Many of Bernie Sanders’ policies would make America a lot more like Denmark, and David Brooks complains that the country would become “a lot less vibrant” as a result. This tired canard came in for a lot of well-earned criticism on the NYT letters page: it turns out that America’s current vibrancy doesn’t look so hot to those who are young, poor, middle-income, upper-middle-income, minority, or female. Which is to say everyone except David Brooks and the rest of the plutocracy.
That’s a fair point, but I have a different beef, which is: What on earth does Brooks mean by vibrancy? Denmark has a lively music scene, an enviably inventive cuisine, and the 7th-highest number of patent applications per capita in the world. Denmark has long been an international leader in design and continues to build exceptional architecture. Danish urban planning arguably leads the world in the creation of vibrant (yes, vibrant) urban spaces. Denmark recently built an amazing bridge-tunnel to Sweden, for Pete’s sake, and here in the US we can’t even build a simple tunnel under the Hudson river.

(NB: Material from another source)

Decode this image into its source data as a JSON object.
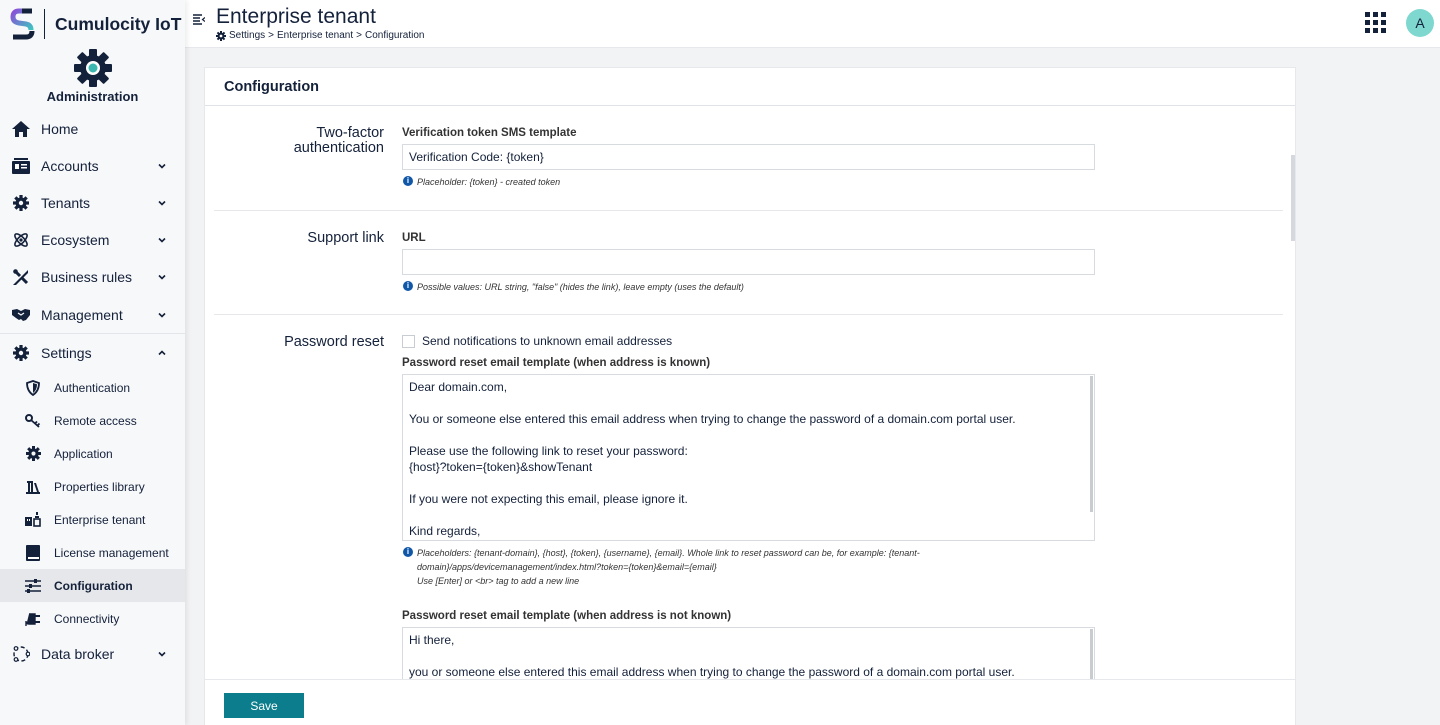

And Denmark is among the world’s happiest countries, which surely counts for something.
But perhaps Brooks doesn’t care about infrastructure, culture or happiness when he frets about a lack of vibrancy in Denmark–perhaps he only cares about economic growth. But then there’s this:
There’s no lack of vibrancy here. Denmark’s GDP per capita is 10-20% lower than the US, and always has been. Or, to put it differently, the Danish economy was about as well-off at any point in time as the American economy had been 5-10 years earlier. If vibrancy means economic growth over the long term—and why else would we care about it?—then it is simply wrong to suggest that Denmark is any less vibrant than the US.
Whether or not Sanders’ specific proposals are good ones is a separate matter. But this is a debate that should be had on the basis of known facts, not on the basis of unchallenged talking points, either from the left or the right. If Brooks wants to weigh in, he ought to at least spend the 5 minutes on Google that it takes to verify his most basic premises.
But there is a deeper problem here, and that is with the old assumption that there must be a tradeoff between equity and efficiency, and that too much equality will lead to economic stagnation. But careful theoretical work in economics by Rebecca Blank, Pranab Bardhan and others has shown that increasing equity doesn’t necessarily reduce efficiency, and in some case greater equity leads to greater efficiency. That can happen, for example, if borrowing constraints prevent low-income people from making productive investments in their own education or health. Moreover, actual examples of a hard tradeoff between equity and efficiency are hard to find in the real world.
The assumption of an equity-efficiency tradeoff is one of those Republican shibboleths that just goes shambling along, with no real evidence or justification, never to die a natural death. David Brooks may prefer a more vibrant country, but he’ll have to shed his own sluggishness to get there.